- Historic Sites
Dumbarton House is a fine example of Federal period architecture. Closely connected to the first years of the American Republic, the house has stood on the heights of Georgetown for over two centuries.
The property was built within a large tract of land patented in 1703 by an immigrant Scot, Ninian Beall (that would become Georgetown in 1751). This land was originally named "Rock of Dumbarton” in tribute to Beall’s homeland.
In 1798 developer Samuel Jackson bought 4.5 acres of "Rock of Dumbarton" on Cedar Hill, and began to construct the home that he originally called Belle Vue or View. Jackson lived in the house for a few years before it was sold.
The house went up for public auction, and eventually was acquired by Joseph Nourse, first Register of the U.S. Treasury. Nourse completed construction of the home and he and his family lived at "Mr. Jackson's House," known as Belle Vue, from 1804-1813.
In 1813, the home was bought by Charles Carroll. On August 24, 1814, Carroll hosted Dolly Madison during her flight from the White House and British invaders.
In 1915, when the Dumbarton ("Q Street") Bridge was built over Rock Creek, the house was moved 100 feet to its present site, to allow for the extension of Q Street into Georgetown.
The National Society of The Colonial Dames of America (The NSCDA) purchased the house in 1928 and restored it to its early 19th-century character, changing the house’s name to "Dumbarton House." The NSCDA declared Dumbarton House its national headquarters and opened it as a museum to the public in 1932.
Today Dumbarton House is one of the few stately brick homes in Washington to survive the heady days when the country and its capital were new.
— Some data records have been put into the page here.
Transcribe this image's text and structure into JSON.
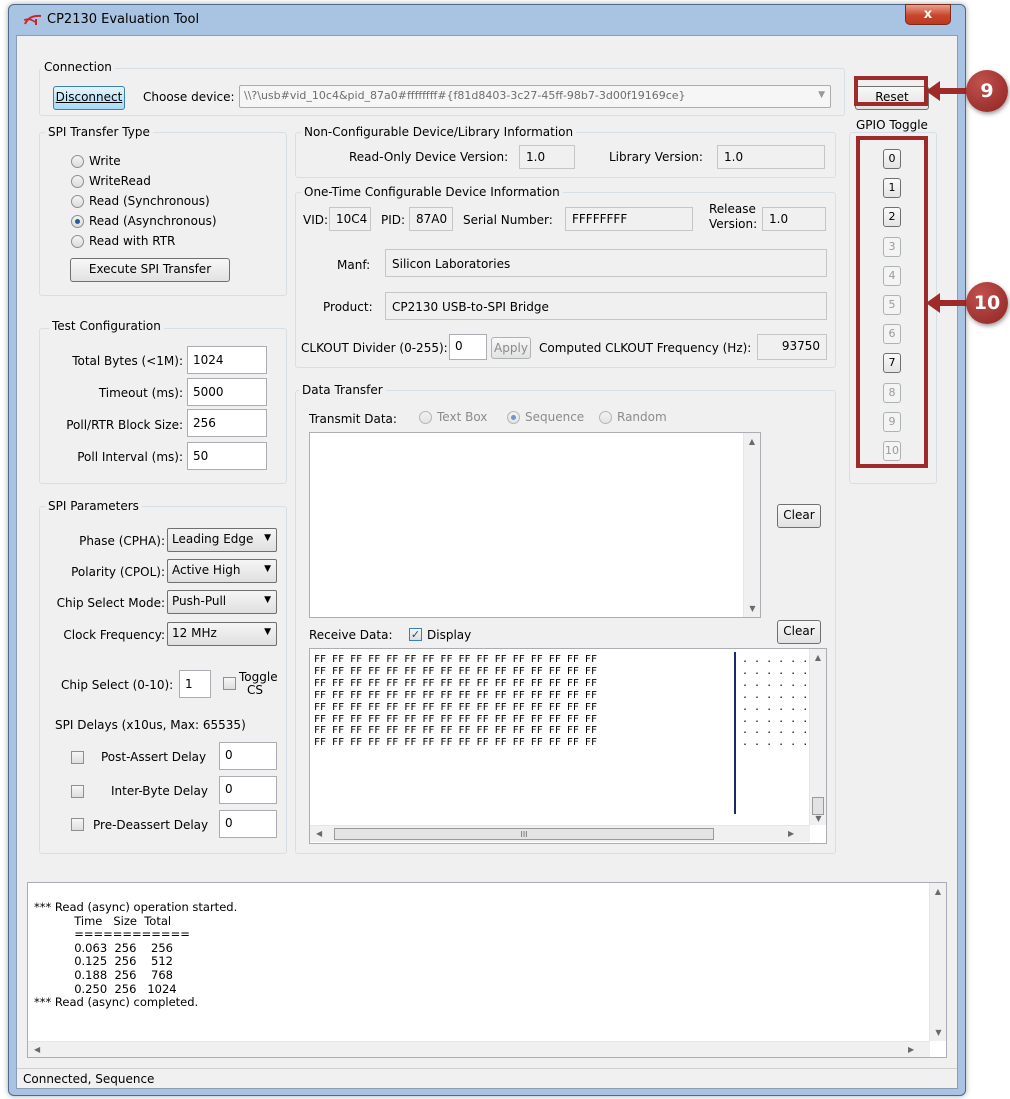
{
  "window": {
    "title": "CP2130 Evaluation Tool",
    "close_label": "x"
  },
  "connection": {
    "group_title": "Connection",
    "disconnect_label": "Disconnect",
    "choose_device_label": "Choose device:",
    "device_value": "\\\\?\\usb#vid_10c4&pid_87a0#ffffffff#{f81d8403-3c27-45ff-98b7-3d00f19169ce}",
    "reset_label": "Reset"
  },
  "spi_transfer_type": {
    "group_title": "SPI Transfer Type",
    "options": [
      "Write",
      "WriteRead",
      "Read (Synchronous)",
      "Read (Asynchronous)",
      "Read with RTR"
    ],
    "selected": "Read (Asynchronous)",
    "execute_label": "Execute SPI Transfer"
  },
  "device_info": {
    "group_title": "Non-Configurable Device/Library Information",
    "readonly_version_label": "Read-Only Device Version:",
    "readonly_version_value": "1.0",
    "library_version_label": "Library Version:",
    "library_version_value": "1.0"
  },
  "otp_info": {
    "group_title": "One-Time Configurable Device Information",
    "vid_label": "VID:",
    "vid_value": "10C4",
    "pid_label": "PID:",
    "pid_value": "87A0",
    "serial_label": "Serial Number:",
    "serial_value": "FFFFFFFF",
    "release_label_1": "Release",
    "release_label_2": "Version:",
    "release_value": "1.0",
    "manf_label": "Manf:",
    "manf_value": "Silicon Laboratories",
    "product_label": "Product:",
    "product_value": "CP2130 USB-to-SPI Bridge",
    "clkout_label": "CLKOUT Divider (0-255):",
    "clkout_value": "0",
    "apply_label": "Apply",
    "computed_label": "Computed CLKOUT Frequency (Hz):",
    "computed_value": "93750"
  },
  "gpio": {
    "group_title": "GPIO Toggle",
    "buttons": [
      {
        "label": "0",
        "enabled": true
      },
      {
        "label": "1",
        "enabled": true
      },
      {
        "label": "2",
        "enabled": true
      },
      {
        "label": "3",
        "enabled": false
      },
      {
        "label": "4",
        "enabled": false
      },
      {
        "label": "5",
        "enabled": false
      },
      {
        "label": "6",
        "enabled": false
      },
      {
        "label": "7",
        "enabled": true
      },
      {
        "label": "8",
        "enabled": false
      },
      {
        "label": "9",
        "enabled": false
      },
      {
        "label": "10",
        "enabled": false
      }
    ]
  },
  "callouts": {
    "reset_badge": "9",
    "gpio_badge": "10",
    "accent_color": "#9e2a2a"
  },
  "test_config": {
    "group_title": "Test Configuration",
    "total_bytes_label": "Total Bytes (<1M):",
    "total_bytes_value": "1024",
    "timeout_label": "Timeout (ms):",
    "timeout_value": "5000",
    "block_size_label": "Poll/RTR Block Size:",
    "block_size_value": "256",
    "poll_interval_label": "Poll Interval (ms):",
    "poll_interval_value": "50"
  },
  "spi_params": {
    "group_title": "SPI Parameters",
    "phase_label": "Phase (CPHA):",
    "phase_value": "Leading Edge",
    "polarity_label": "Polarity (CPOL):",
    "polarity_value": "Active High",
    "cs_mode_label": "Chip Select Mode:",
    "cs_mode_value": "Push-Pull",
    "clock_label": "Clock Frequency:",
    "clock_value": "12 MHz",
    "cs_label": "Chip Select (0-10):",
    "cs_value": "1",
    "toggle_cs_1": "Toggle",
    "toggle_cs_2": "CS",
    "delays_label": "SPI Delays (x10us, Max: 65535)",
    "post_assert_label": "Post-Assert Delay",
    "post_assert_value": "0",
    "inter_byte_label": "Inter-Byte Delay",
    "inter_byte_value": "0",
    "pre_deassert_label": "Pre-Deassert Delay",
    "pre_deassert_value": "0"
  },
  "data_transfer": {
    "group_title": "Data Transfer",
    "transmit_label": "Transmit Data:",
    "transmit_options": [
      "Text Box",
      "Sequence",
      "Random"
    ],
    "transmit_selected": "Sequence",
    "clear_label": "Clear",
    "receive_label": "Receive Data:",
    "display_label": "Display",
    "hex_line": "FF FF FF FF FF FF FF FF FF FF FF FF FF FF FF FF",
    "ascii_line": ". . . . . . .",
    "row_count": 8,
    "hscroll_glyph": "III"
  },
  "log": {
    "lines": [
      "*** Read (async) operation started.",
      "           Time   Size  Total",
      "           ============",
      "           0.063  256    256",
      "           0.125  256    512",
      "           0.188  256    768",
      "           0.250  256   1024",
      "*** Read (async) completed."
    ]
  },
  "status_bar": {
    "text": "Connected, Sequence"
  }
}
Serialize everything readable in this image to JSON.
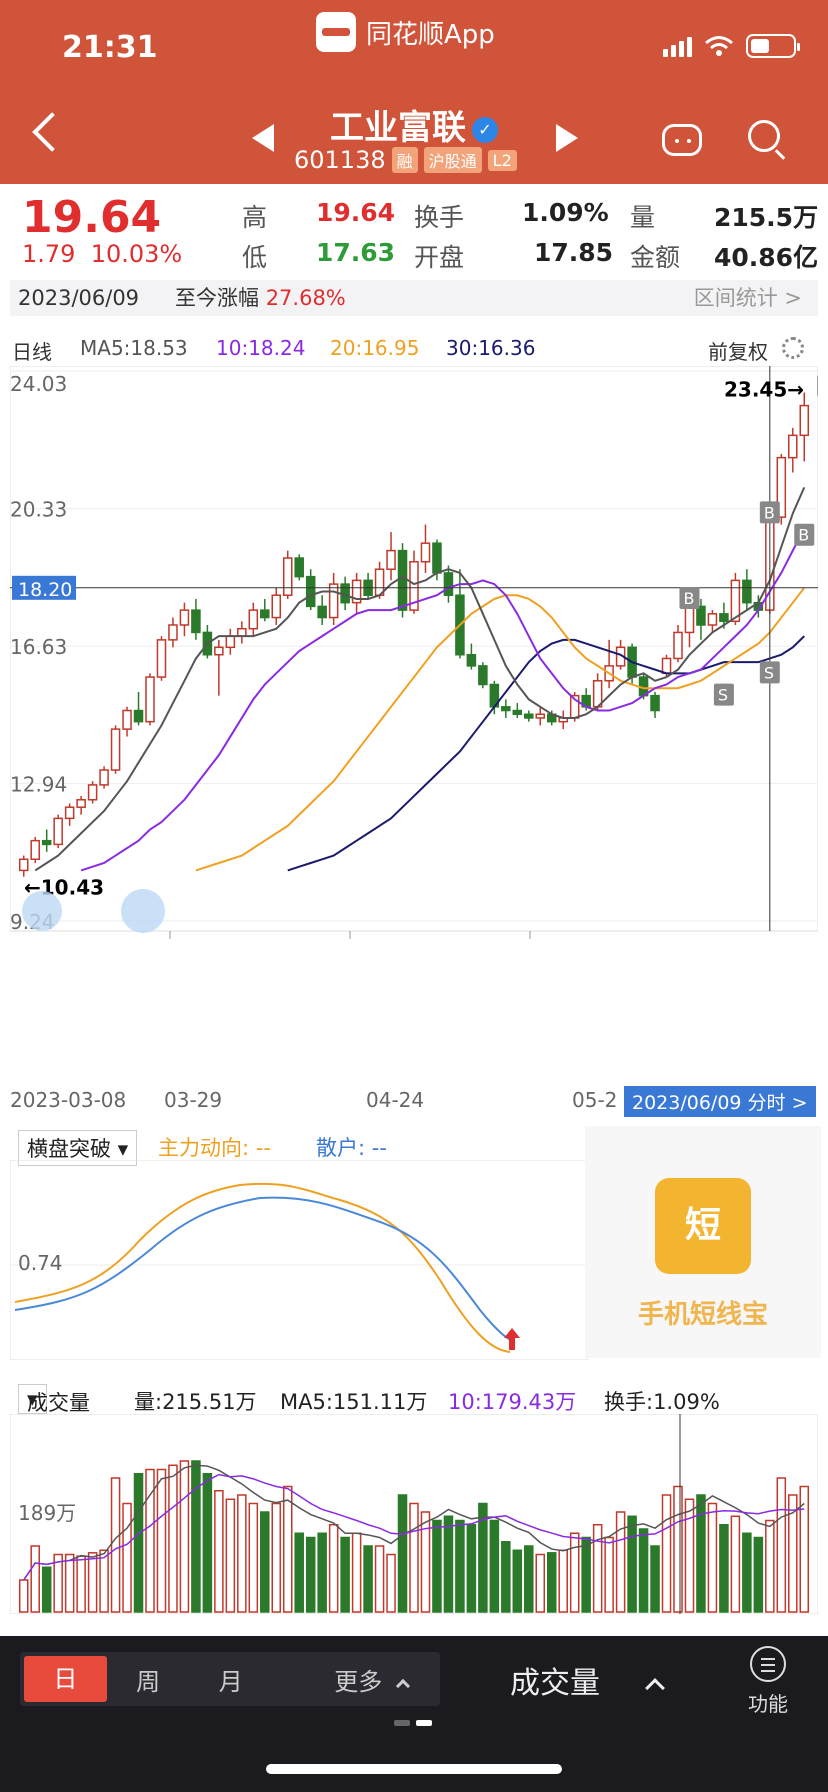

The design of the house reflects the shift from Georgian tradition to the Adamesque Federal style that would take hold as the new republic defined itself.
From the parlor to the dining room, through the music room to the bedrooms upstairs, visitors to Dumbarton House today see a wealth of furniture, paintings, textiles, silver, and ceramics that were made and used in the republic’s formative years.